Sandra Cohen


Biography/Artist Statement

Sandy Cohen's artistic story is that of a neglected gift at last being opened and explored late in life.

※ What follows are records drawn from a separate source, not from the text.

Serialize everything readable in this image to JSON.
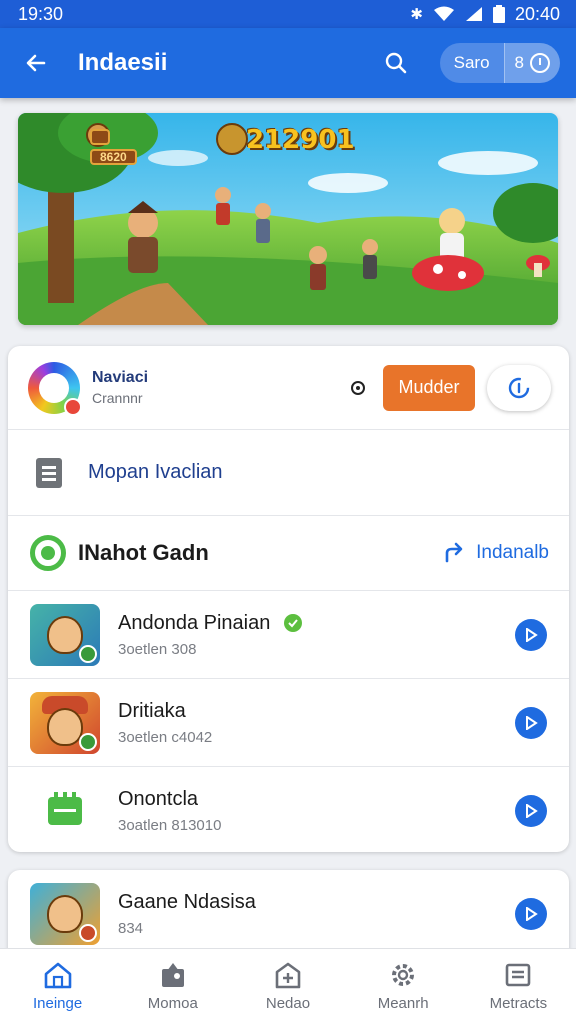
{
  "status_bar": {
    "time": "19:30",
    "right_time": "20:40"
  },
  "app_bar": {
    "title": "Indaesii",
    "pill_label": "Saro",
    "pill_value": "8"
  },
  "banner": {
    "score": "212901",
    "badge_top": "",
    "badge_bottom": "8620"
  },
  "card": {
    "app_name": "Naviaci",
    "app_sub": "Crannnr",
    "orange_button": "Mudder",
    "doc_label": "Mopan Ivaclian",
    "section_title": "INahot Gadn",
    "section_link": "Indanalb",
    "items": [
      {
        "title": "Andonda Pinaian",
        "sub": "3oetlen 308"
      },
      {
        "title": "Dritiaka",
        "sub": "3oetlen c4042"
      },
      {
        "title": "Onontcla",
        "sub": "3oatlen 813010"
      }
    ]
  },
  "card2": {
    "title": "Gaane Ndasisa",
    "sub": "834"
  },
  "bottom_nav": [
    {
      "label": "Ineinge",
      "icon": "home-icon"
    },
    {
      "label": "Momoa",
      "icon": "tools-icon"
    },
    {
      "label": "Nedao",
      "icon": "store-icon"
    },
    {
      "label": "Meanrh",
      "icon": "gear-icon"
    },
    {
      "label": "Metracts",
      "icon": "list-icon"
    }
  ],
  "colors": {
    "primary": "#1f6be0",
    "accent_orange": "#e8742a",
    "green": "#4cbb47"
  }
}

A Chicago native, Sandy was encouraged early on to develop her artistic talent.  In high school, she was awarded a scholarship course at the Chicago Art Institute, and she painted still lifes in the studio of Ann Roman.  Later, as she pursued other interests, Sandy managed to engage her artistic impulse in a variety of ways:  through occasional art work at universities, drawing and painting at L’Ecole des Beaux Arts while visiting France, or taking up pottery and photography in her spare time.  But for most of her adult life, artwork was not her focus - while rearing her family, practicing law as an Assistant Attorney General of Maryland, teaching at the University of Maryland School of Law, or managing shoreline reconstruction on the Chesapeake Bay.  When she eventually retired from those pursuits, her irresistible grandchildren at last inspired her into portraiture.  In 2009, she began, cold, painting their portraits, after decades of distraction … and hasn’t stopped painting since. 

Taking advantage of figure and portrait models at Maryland Hall co-ops, she quickly honed her talent, and was encouraged by recognition from more established artists.  Rob Liberace, an internationally renowned master of portrait and figure, seeing her at an easel during a workshop, was amazed that Sandy had not been painting all her life.  You can’t not paint, he remarked.  Judges of juried exhibitions have noted her rare gift for powerful portraits that capture personality. 

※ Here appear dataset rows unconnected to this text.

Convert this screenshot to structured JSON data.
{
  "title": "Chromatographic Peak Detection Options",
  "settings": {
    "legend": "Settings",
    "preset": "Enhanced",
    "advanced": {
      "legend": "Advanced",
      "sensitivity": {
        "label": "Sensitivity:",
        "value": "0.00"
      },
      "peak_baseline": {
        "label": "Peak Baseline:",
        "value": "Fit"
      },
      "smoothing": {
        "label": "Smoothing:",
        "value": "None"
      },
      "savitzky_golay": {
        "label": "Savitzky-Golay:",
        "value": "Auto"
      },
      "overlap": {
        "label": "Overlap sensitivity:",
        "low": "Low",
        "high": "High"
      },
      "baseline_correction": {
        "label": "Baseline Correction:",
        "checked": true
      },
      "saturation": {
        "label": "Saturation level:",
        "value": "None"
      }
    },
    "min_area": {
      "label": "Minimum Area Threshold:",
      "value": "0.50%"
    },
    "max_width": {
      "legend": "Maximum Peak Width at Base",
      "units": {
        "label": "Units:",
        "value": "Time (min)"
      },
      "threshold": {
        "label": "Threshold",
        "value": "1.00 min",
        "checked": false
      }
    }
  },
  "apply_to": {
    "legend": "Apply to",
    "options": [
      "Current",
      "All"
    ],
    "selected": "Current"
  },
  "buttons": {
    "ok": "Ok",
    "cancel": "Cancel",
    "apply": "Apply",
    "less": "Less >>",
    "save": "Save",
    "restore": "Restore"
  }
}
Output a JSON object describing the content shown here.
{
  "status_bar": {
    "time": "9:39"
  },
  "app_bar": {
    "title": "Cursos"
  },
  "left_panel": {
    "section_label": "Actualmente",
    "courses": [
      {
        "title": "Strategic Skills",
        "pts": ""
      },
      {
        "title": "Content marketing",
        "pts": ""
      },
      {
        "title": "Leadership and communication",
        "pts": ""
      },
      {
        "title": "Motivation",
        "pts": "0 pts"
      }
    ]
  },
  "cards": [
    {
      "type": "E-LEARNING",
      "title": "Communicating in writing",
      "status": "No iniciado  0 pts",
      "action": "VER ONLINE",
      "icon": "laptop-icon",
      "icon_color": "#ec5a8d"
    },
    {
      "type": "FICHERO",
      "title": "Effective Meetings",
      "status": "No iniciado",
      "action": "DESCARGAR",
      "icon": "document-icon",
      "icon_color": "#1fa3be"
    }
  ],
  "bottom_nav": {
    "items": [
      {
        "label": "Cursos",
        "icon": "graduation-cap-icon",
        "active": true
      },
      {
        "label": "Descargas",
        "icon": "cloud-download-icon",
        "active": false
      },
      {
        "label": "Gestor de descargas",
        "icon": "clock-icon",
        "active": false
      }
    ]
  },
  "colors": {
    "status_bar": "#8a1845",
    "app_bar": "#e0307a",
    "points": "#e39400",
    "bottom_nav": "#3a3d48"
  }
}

Sandy’s work is often selected for regional and national shows, and has been displayed at BWI International airport and numerous galleries.  In May, 2013, she had a solo exhibit at the Maryland Federation of Art, showing 22 portraits of Annapolitans, where Sandy’s works received separate awards from three independent judges.

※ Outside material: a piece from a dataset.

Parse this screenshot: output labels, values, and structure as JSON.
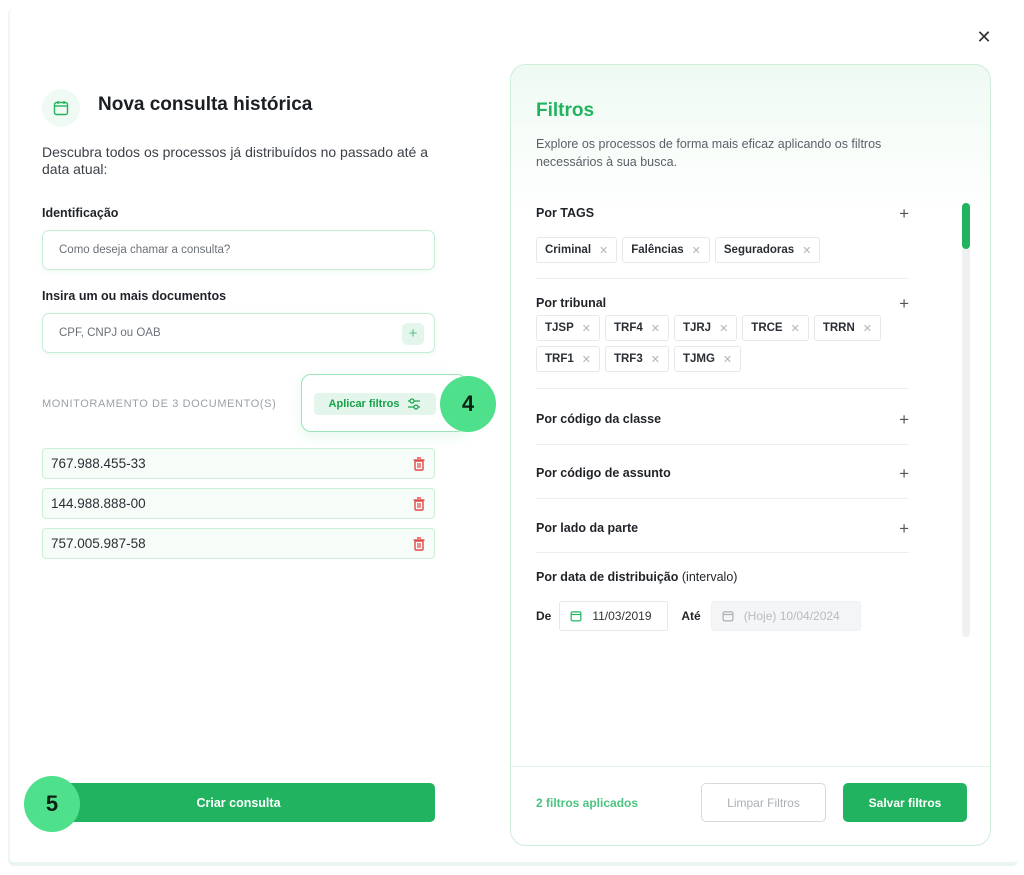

Having begun late in life to give rein to her talent, and being largely self-taught simply by doing, Sandy’s work is not intentionally derivative of a particular school or style.  Her work reflects her response to a subject with the chosen materials at hand.  In her portraits, she attempts a sensitive likeness that reaches for the core -- being drawn by and aiming to render a unique aspect of her subject’s personality. 

While Sandy continues to refine the exacting work of portraiture in oil paints, pastels, and watercolor, and she enjoys now running the artists’ figure co-op at Maryland Hall, she also looks forward to expanding the focus of her artwork as an Artist in Residence here. 

AIR Term ends August 2014